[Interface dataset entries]

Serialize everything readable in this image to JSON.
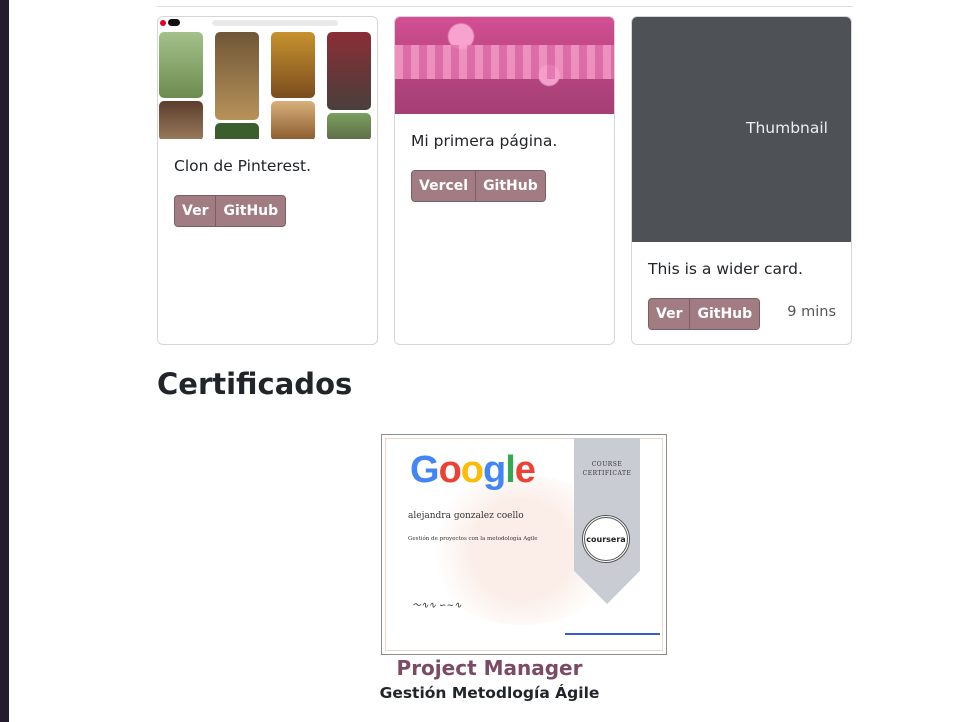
{
  "cards": [
    {
      "text": "Clon de Pinterest.",
      "buttons": [
        "Ver",
        "GitHub"
      ],
      "thumbnail": "pinterest-clone-screenshot"
    },
    {
      "text": "Mi primera página.",
      "buttons": [
        "Vercel",
        "GitHub"
      ],
      "thumbnail": "first-page-screenshot"
    },
    {
      "thumbnail_label": "Thumbnail",
      "text": "This is a wider card.",
      "buttons": [
        "Ver",
        "GitHub"
      ],
      "time": "9 mins"
    }
  ],
  "section": {
    "title": "Certificados"
  },
  "certificate": {
    "logo_text": [
      "G",
      "o",
      "o",
      "g",
      "l",
      "e"
    ],
    "ribbon_text": "COURSE CERTIFICATE",
    "seal_text": "coursera",
    "recipient": "alejandra gonzalez coello",
    "course": "Gestión de proyectos con la metodología Agile",
    "title": "Project Manager",
    "subtitle": "Gestión Metodlogía Ágile"
  },
  "colors": {
    "button_bg": "#a27c83",
    "thumbnail_bg": "#4e5256",
    "cert_title": "#7b4a64",
    "google": [
      "#4285F4",
      "#EA4335",
      "#FBBC05",
      "#4285F4",
      "#34A853",
      "#EA4335"
    ]
  }
}
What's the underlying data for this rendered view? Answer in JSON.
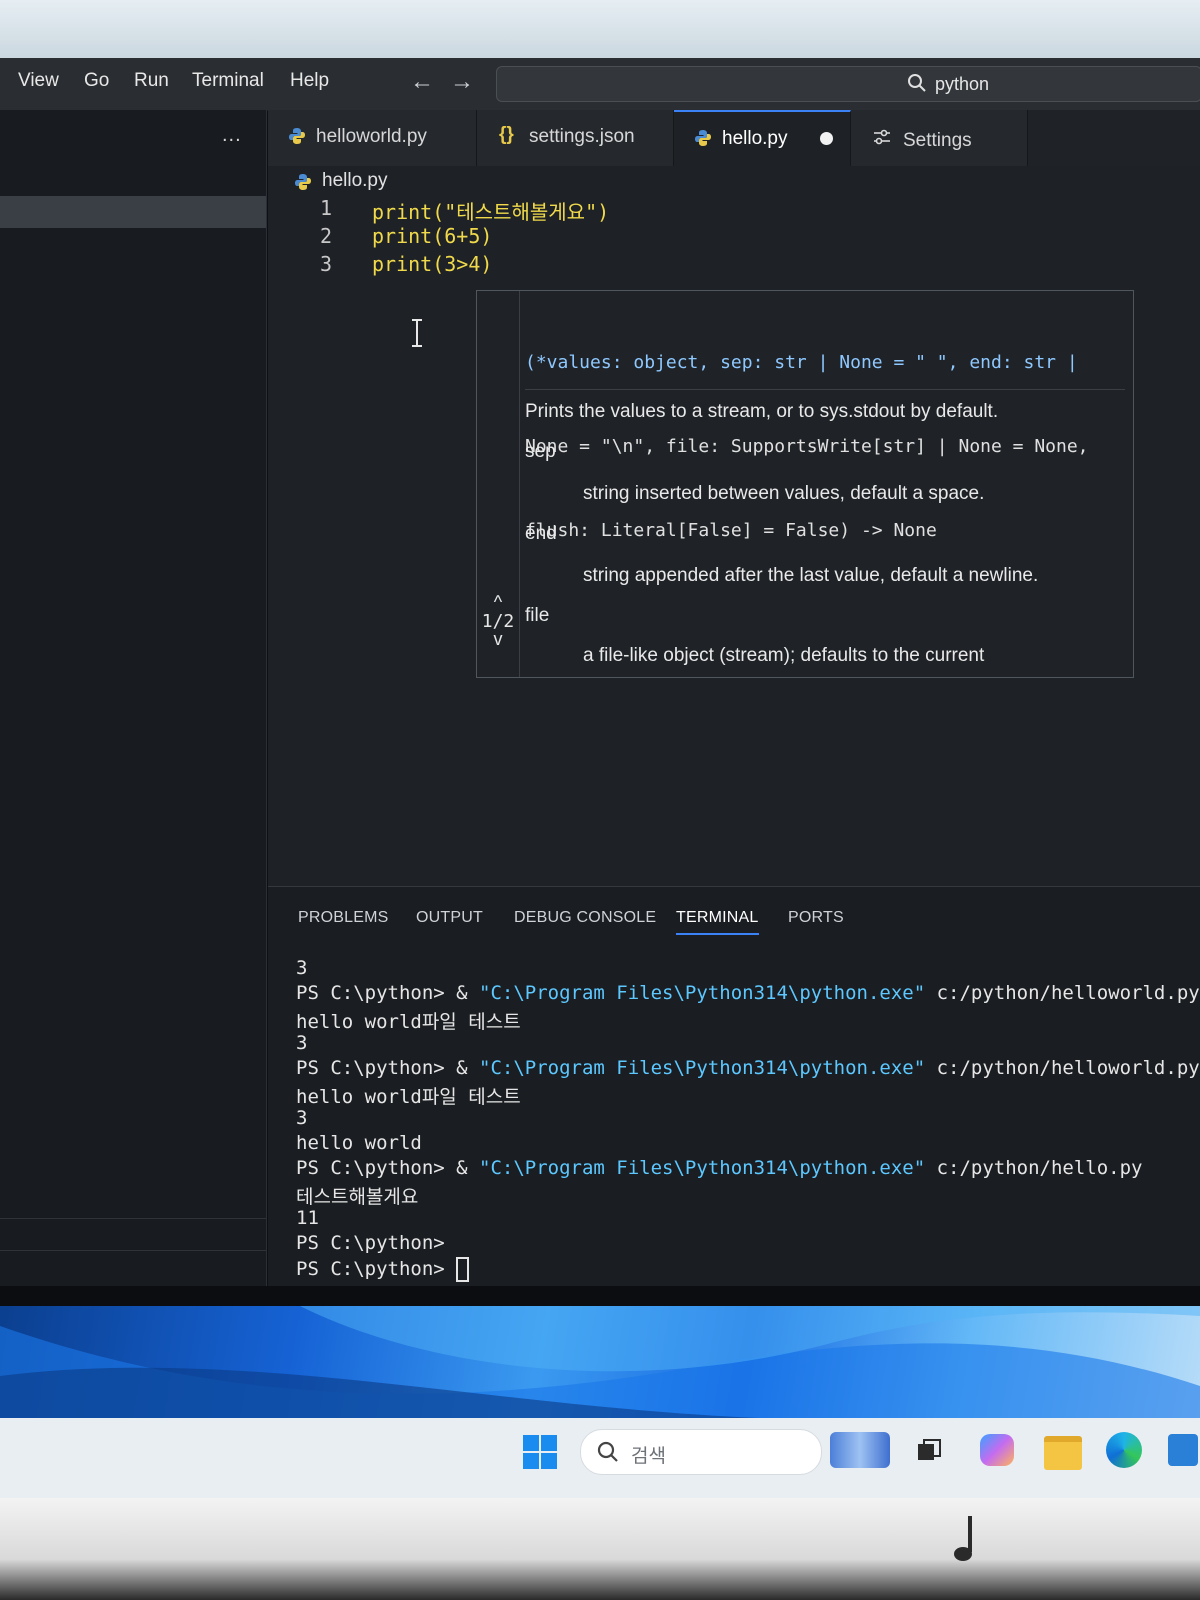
{
  "menu": {
    "items": [
      "View",
      "Go",
      "Run",
      "Terminal",
      "Help"
    ],
    "search_text": "python"
  },
  "sidebar": {
    "more_label": "..."
  },
  "tabs": [
    {
      "label": "helloworld.py",
      "icon": "python-icon",
      "active": false
    },
    {
      "label": "settings.json",
      "icon": "json-braces-icon",
      "active": false
    },
    {
      "label": "hello.py",
      "icon": "python-icon",
      "active": true,
      "unsaved": true
    },
    {
      "label": "Settings",
      "icon": "settings-sliders-icon",
      "active": false
    }
  ],
  "editor": {
    "breadcrumb": "hello.py",
    "lines": [
      {
        "n": "1",
        "code": "print(\"테스트해볼게요\")"
      },
      {
        "n": "2",
        "code": "print(6+5)"
      },
      {
        "n": "3",
        "code": "print(3>4)"
      }
    ]
  },
  "hover": {
    "signature": [
      "(*values: object, sep: str | None = \" \", end: str |",
      "None = \"\\n\", file: SupportsWrite[str] | None = None,",
      "flush: Literal[False] = False) -> None"
    ],
    "pager": "1/2",
    "doc": {
      "summary": "Prints the values to a stream, or to sys.stdout by default.",
      "sep": "sep",
      "sep_desc": "string inserted between values, default a space.",
      "end": "end",
      "end_desc": "string appended after the last value, default a newline.",
      "file": "file",
      "file_desc": "a file-like object (stream); defaults to the current"
    }
  },
  "panel": {
    "tabs": [
      "PROBLEMS",
      "OUTPUT",
      "DEBUG CONSOLE",
      "TERMINAL",
      "PORTS"
    ],
    "active_tab": "TERMINAL",
    "terminal": {
      "l1": "3",
      "l2_prompt": "PS C:\\python> & ",
      "l2_exe": "\"C:\\Program Files\\Python314\\python.exe\"",
      "l2_file": " c:/python/helloworld.py",
      "l3": "hello world파일 테스트",
      "l4": "3",
      "l5_prompt": "PS C:\\python> & ",
      "l5_exe": "\"C:\\Program Files\\Python314\\python.exe\"",
      "l5_file": " c:/python/helloworld.py",
      "l6": "hello world파일 테스트",
      "l7": "3",
      "l8": "hello world",
      "l9_prompt": "PS C:\\python> & ",
      "l9_exe": "\"C:\\Program Files\\Python314\\python.exe\"",
      "l9_file": " c:/python/hello.py",
      "l10": "테스트해볼게요",
      "l11": "11",
      "l12": "PS C:\\python>",
      "l13": "PS C:\\python> "
    }
  },
  "taskbar": {
    "search_placeholder": "검색"
  },
  "colors": {
    "accent": "#3b82f6",
    "string_yellow": "#f0d94a",
    "path_cyan": "#5cc8ff"
  }
}
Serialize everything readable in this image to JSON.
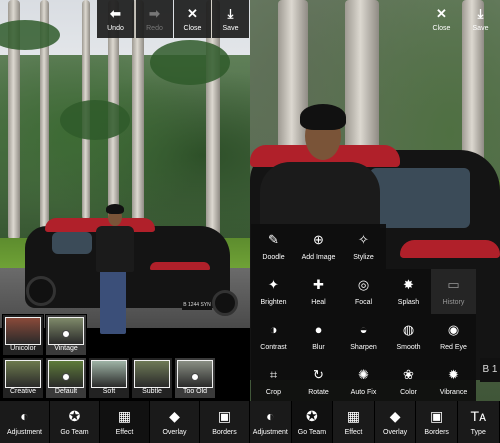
{
  "left_screen": {
    "top_bar": [
      {
        "name": "undo",
        "label": "Undo",
        "icon": "⬅",
        "enabled": true
      },
      {
        "name": "redo",
        "label": "Redo",
        "icon": "➡",
        "enabled": false
      },
      {
        "name": "close",
        "label": "Close",
        "icon": "✕",
        "enabled": true
      },
      {
        "name": "save",
        "label": "Save",
        "icon": "⤓",
        "enabled": true
      }
    ],
    "photo_plate": "B 1244 SYN",
    "effect_row_1": [
      {
        "label": "Unicolor",
        "selected": false,
        "tint": "#8a4a3a"
      },
      {
        "label": "Vintage",
        "selected": true,
        "tint": "#7f8a6a"
      }
    ],
    "effect_row_2": [
      {
        "label": "Creative",
        "selected": false,
        "tint": "#6d7a4e"
      },
      {
        "label": "Default",
        "selected": true,
        "tint": "#5e7b3a"
      },
      {
        "label": "Soft",
        "selected": false,
        "tint": "#9fb4a6"
      },
      {
        "label": "Subtle",
        "selected": false,
        "tint": "#6e7a57"
      },
      {
        "label": "Too Old",
        "selected": true,
        "tint": "#8a8f84"
      }
    ],
    "bottom_bar": [
      {
        "label": "Adjustment",
        "icon": "◐",
        "active": false
      },
      {
        "label": "Go Team",
        "icon": "✪",
        "active": false
      },
      {
        "label": "Effect",
        "icon": "▦",
        "active": true
      },
      {
        "label": "Overlay",
        "icon": "◆",
        "active": false
      },
      {
        "label": "Borders",
        "icon": "▣",
        "active": false
      }
    ]
  },
  "right_screen": {
    "top_bar": [
      {
        "name": "close",
        "label": "Close",
        "icon": "✕"
      },
      {
        "name": "save",
        "label": "Save",
        "icon": "⤓"
      }
    ],
    "tools": [
      {
        "label": "Doodle",
        "icon": "✎"
      },
      {
        "label": "Add Image",
        "icon": "⊕"
      },
      {
        "label": "Stylize",
        "icon": "✧"
      },
      {
        "label": "Brighten",
        "icon": "✦"
      },
      {
        "label": "Heal",
        "icon": "✚"
      },
      {
        "label": "Focal",
        "icon": "◎"
      },
      {
        "label": "Splash",
        "icon": "✸"
      },
      {
        "label": "History",
        "icon": "▭",
        "disabled": true
      },
      {
        "label": "Contrast",
        "icon": "◑"
      },
      {
        "label": "Blur",
        "icon": "●"
      },
      {
        "label": "Sharpen",
        "icon": "◒"
      },
      {
        "label": "Smooth",
        "icon": "◍"
      },
      {
        "label": "Red Eye",
        "icon": "◉"
      },
      {
        "label": "Crop",
        "icon": "⌗"
      },
      {
        "label": "Rotate",
        "icon": "↻"
      },
      {
        "label": "Auto Fix",
        "icon": "✺"
      },
      {
        "label": "Color",
        "icon": "❀"
      },
      {
        "label": "Vibrance",
        "icon": "✹"
      }
    ],
    "bottom_bar": [
      {
        "label": "Adjustment",
        "icon": "◐",
        "active": false
      },
      {
        "label": "Go Team",
        "icon": "✪",
        "active": true
      },
      {
        "label": "Effect",
        "icon": "▦",
        "active": false
      },
      {
        "label": "Overlay",
        "icon": "◆",
        "active": false
      },
      {
        "label": "Borders",
        "icon": "▣",
        "active": false
      },
      {
        "label": "Type",
        "icon": "Tᴀ",
        "active": false
      }
    ],
    "photo_plate_fragment": "B 1"
  }
}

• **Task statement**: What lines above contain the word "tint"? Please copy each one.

• **Solution**:
        "tint": "#8a4a3a"
        "tint": "#7f8a6a"
        "tint": "#6d7a4e"
        "tint": "#5e7b3a"
        "tint": "#9fb4a6"
        "tint": "#6e7a57"
        "tint": "#8a8f84"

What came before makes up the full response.